Look, writer-director Terrence Malick is an immensely talented guy. Within the first minute of The Tree of Life, you know that you're in the hands of a world-class filmmaker working at the top of his game. I have no doubt that the movie I saw is exactly the movie that Malick set out to make. I just wish it had some entertainment value. Hell, any entertainment value.
Malick does everything he can to practically make you walk out of the theater. I was determined not to let that happen, though several others in my screening lacked that willpower. The Tree of Life is the kind of movie that plays more like a work of art that you see playing in the background at a museum exhibit. I couldn't even begin to describe the plot, but it has something to do with the death of a child, and the older brother's (played as an adult by Sean Penn) coming to terms with that. Brad Pitt appears in the 1960s scenes as the emotionally tough father.

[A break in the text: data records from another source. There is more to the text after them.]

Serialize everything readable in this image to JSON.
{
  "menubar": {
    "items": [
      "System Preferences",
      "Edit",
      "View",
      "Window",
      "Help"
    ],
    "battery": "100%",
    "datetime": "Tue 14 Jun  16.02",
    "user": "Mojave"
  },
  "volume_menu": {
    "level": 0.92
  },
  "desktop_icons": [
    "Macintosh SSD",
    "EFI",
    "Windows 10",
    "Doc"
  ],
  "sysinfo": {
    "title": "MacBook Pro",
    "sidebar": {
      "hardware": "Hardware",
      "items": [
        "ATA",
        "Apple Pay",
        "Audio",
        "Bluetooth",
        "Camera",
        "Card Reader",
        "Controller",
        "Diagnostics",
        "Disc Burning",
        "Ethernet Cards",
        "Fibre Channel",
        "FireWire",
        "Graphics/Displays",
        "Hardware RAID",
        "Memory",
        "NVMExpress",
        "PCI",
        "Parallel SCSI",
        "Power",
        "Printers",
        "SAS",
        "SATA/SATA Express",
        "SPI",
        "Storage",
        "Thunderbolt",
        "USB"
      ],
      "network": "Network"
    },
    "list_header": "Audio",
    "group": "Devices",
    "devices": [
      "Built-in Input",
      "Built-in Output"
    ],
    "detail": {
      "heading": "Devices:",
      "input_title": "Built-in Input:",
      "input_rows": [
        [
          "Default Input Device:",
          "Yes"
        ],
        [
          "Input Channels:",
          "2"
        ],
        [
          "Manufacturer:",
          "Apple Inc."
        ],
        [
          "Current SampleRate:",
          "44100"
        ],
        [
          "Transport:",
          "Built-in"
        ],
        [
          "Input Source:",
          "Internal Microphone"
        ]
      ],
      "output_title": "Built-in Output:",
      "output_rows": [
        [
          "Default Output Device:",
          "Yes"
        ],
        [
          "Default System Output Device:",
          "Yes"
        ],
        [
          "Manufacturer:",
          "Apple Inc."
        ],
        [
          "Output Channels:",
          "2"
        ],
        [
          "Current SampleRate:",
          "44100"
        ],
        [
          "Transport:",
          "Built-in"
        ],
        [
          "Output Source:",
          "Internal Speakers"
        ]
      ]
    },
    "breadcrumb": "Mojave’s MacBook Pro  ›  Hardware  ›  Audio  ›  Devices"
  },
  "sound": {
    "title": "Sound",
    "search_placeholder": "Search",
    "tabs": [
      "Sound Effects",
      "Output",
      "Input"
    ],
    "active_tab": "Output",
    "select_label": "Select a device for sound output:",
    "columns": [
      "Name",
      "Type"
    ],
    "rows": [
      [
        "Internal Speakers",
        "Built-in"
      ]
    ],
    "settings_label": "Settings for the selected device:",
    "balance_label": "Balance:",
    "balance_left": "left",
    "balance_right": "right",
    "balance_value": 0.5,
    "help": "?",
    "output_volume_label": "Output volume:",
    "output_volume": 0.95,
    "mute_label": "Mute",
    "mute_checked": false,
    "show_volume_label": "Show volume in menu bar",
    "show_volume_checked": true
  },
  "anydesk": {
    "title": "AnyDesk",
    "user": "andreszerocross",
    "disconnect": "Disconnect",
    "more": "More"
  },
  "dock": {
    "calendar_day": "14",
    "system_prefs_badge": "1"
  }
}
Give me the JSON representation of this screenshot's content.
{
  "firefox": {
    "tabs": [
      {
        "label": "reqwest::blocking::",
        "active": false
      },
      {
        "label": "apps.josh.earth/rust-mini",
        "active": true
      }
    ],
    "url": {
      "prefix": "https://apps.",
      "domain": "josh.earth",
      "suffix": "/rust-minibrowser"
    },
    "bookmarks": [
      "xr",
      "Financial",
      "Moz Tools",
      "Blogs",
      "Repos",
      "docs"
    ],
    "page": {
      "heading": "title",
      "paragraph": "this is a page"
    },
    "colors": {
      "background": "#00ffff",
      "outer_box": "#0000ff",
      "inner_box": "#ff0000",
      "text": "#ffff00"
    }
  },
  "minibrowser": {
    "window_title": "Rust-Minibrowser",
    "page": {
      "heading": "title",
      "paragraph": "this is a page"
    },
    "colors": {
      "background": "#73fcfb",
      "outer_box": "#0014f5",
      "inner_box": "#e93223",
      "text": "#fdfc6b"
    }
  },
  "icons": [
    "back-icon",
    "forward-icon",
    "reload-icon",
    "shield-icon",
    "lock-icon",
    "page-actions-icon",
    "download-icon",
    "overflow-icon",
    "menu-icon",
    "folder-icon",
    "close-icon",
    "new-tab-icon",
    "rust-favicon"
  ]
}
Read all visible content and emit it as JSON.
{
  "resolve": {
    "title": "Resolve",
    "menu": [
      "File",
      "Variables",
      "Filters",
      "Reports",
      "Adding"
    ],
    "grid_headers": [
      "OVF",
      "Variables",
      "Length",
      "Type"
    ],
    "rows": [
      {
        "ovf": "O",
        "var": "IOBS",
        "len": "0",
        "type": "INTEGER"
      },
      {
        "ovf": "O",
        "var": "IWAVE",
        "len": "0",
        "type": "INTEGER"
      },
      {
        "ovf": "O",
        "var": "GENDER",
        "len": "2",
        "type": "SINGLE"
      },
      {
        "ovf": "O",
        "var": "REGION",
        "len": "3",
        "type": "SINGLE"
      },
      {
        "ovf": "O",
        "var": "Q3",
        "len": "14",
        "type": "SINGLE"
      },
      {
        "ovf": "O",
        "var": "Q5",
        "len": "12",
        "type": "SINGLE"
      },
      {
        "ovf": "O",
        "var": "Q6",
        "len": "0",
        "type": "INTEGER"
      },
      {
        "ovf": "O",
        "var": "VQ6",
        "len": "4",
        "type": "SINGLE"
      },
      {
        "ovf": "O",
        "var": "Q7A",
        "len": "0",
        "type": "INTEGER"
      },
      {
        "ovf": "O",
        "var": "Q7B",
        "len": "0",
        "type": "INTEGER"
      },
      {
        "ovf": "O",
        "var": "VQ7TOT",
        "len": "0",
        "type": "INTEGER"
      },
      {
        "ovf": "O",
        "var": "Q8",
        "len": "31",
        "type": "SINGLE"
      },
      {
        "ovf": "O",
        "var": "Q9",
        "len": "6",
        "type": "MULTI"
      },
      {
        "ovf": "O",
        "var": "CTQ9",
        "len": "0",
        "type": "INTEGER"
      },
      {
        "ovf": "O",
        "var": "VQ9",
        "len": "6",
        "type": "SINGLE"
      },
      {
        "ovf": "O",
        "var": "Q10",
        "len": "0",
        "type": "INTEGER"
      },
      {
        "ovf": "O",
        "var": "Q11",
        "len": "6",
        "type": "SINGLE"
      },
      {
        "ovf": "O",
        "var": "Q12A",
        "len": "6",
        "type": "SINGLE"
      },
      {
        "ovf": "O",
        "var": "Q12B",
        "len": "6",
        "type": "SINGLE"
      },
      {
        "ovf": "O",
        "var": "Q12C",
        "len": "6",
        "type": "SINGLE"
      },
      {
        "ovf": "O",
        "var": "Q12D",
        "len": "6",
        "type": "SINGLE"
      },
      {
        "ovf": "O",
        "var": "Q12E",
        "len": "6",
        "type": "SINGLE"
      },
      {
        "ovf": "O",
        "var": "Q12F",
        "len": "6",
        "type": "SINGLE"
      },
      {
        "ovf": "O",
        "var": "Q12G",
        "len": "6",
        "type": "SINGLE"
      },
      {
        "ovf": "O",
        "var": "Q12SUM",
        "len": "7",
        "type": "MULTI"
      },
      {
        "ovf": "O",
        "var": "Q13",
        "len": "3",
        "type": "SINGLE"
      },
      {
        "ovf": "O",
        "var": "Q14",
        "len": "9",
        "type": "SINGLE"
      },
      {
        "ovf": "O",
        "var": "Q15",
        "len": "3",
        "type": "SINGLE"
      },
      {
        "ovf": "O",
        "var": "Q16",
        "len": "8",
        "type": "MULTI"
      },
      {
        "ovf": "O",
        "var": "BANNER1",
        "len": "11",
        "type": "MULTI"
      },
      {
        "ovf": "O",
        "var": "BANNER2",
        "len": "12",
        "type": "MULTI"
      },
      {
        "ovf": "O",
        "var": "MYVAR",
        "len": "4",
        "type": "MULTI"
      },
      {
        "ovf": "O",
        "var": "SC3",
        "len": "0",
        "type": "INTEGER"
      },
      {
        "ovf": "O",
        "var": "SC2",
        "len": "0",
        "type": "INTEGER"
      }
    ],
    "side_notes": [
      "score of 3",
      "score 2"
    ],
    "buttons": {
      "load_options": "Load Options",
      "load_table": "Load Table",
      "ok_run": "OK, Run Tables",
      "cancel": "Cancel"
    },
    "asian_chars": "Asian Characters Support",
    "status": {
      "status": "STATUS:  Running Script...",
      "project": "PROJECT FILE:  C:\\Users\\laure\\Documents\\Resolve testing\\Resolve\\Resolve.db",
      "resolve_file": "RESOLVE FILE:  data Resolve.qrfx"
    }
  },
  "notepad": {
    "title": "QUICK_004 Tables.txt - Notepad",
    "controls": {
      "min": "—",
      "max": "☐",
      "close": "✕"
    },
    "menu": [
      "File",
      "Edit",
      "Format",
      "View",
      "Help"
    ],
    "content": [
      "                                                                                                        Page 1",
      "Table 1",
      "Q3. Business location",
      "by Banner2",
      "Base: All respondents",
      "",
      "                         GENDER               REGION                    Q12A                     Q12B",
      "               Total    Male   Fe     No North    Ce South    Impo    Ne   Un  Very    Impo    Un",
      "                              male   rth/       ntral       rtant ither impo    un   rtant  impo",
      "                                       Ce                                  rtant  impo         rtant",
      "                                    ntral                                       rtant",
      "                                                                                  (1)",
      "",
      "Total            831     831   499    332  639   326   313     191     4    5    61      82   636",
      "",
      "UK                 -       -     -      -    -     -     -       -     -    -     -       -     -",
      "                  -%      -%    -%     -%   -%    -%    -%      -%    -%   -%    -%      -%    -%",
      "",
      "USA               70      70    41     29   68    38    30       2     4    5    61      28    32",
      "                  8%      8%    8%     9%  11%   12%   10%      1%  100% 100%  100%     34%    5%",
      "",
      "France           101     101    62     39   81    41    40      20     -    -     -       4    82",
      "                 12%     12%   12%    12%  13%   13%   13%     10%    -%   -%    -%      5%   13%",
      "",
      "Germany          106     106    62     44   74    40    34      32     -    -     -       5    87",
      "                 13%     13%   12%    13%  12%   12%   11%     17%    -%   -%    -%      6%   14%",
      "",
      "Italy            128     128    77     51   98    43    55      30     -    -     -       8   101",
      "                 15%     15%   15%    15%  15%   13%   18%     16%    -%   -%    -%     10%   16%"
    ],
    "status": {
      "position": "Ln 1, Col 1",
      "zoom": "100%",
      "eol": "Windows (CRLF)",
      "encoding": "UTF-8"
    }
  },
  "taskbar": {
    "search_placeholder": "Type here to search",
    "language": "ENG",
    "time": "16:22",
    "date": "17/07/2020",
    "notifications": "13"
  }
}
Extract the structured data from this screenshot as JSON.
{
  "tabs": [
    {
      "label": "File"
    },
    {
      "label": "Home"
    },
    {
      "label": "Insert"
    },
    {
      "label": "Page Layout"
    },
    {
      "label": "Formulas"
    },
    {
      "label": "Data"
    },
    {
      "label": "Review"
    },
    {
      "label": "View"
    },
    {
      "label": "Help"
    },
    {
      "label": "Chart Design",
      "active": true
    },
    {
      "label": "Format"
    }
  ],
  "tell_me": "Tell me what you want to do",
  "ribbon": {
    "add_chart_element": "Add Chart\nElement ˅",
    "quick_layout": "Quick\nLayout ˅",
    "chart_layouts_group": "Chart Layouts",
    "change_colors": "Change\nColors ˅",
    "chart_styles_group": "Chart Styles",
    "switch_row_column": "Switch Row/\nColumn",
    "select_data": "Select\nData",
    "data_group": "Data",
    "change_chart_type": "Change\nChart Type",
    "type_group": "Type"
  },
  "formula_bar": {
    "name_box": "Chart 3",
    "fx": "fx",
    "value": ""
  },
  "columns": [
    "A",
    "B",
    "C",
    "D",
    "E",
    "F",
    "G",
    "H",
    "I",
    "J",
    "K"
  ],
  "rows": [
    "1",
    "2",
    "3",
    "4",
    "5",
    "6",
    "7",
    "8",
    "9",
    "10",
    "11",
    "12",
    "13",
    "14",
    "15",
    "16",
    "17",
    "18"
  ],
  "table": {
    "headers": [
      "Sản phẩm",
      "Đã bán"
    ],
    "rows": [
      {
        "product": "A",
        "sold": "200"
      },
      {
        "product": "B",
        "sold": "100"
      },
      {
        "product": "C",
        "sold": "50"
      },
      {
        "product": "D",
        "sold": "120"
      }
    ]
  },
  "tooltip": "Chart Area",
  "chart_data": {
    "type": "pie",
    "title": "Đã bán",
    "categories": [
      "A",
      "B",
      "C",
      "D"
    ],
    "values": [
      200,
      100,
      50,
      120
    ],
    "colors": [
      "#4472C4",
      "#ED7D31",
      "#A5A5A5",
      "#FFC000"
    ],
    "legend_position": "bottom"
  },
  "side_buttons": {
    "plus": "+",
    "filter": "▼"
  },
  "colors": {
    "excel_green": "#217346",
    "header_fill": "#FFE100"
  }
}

The movie is clearly modeled after Stanley Kubrick's 2001: A Space Odyssey, and there are moments in Tree of Life that achieve the operatic, obtuse grandeur of that masterpiece. But Tree of Life falls well short in other areas, mostly due to its wisp of a story and unintelligible structure. You could rearrange the scenes in Tree of Life in any other order than the one they're in now, and the movie would still make just as much sense.
A better comparison than 2001 would be Darren Aronofsky's The Fountain and Gasper Noe's Enter the Void. Both are dreamy meditations on life and death made by talented directors, but both fell short of the mark due to overly confusing and infuriating their audiences. In spurts, Tree of Life is wondrous. As a 2 hour and 18 minute movie, however, it almost qualifies as punishment.
The religious symbolism is all over the place in The Tree of Life, though it's never preachy. It's more of the Planet Earth variety - beautifully photographed scenes of nature (volcanos, jellyfish, dinosaurs) and the cycle of life. Incredibly, and without any discernible reason, about 30 minutes in, Malick switches to these nature shots and continues to do so for the next 40 minutes, dropping the focus on Pitt and his other actors. I suspect that will be a make or break moment for many of you. The dinosaurs are pretty fascinating though.
I've read reviews of The Tree of Life that seem to excuse its meandering pace, as being rewarding for the patient moviegoer. If you ask me, you'd have to be a saint to have the kind of patience that's required here. Is Tree of Life better than nearly all of the other studio dreck that gets released each year? Definitely. But that doesn't make it a good movie. It's a curio piece at best. And in many ways, it's just as frustrating as, say, Yogi Bear. By the way, this may be the only review you read that compares The Tree of Life to Yogi Bear.
If you like experimental movies that attempt something different, The Tree of Life is probably for you. I certainly don't like the movie, but I respect Malick's vision and I think there's a place for movies like this in the marketplace.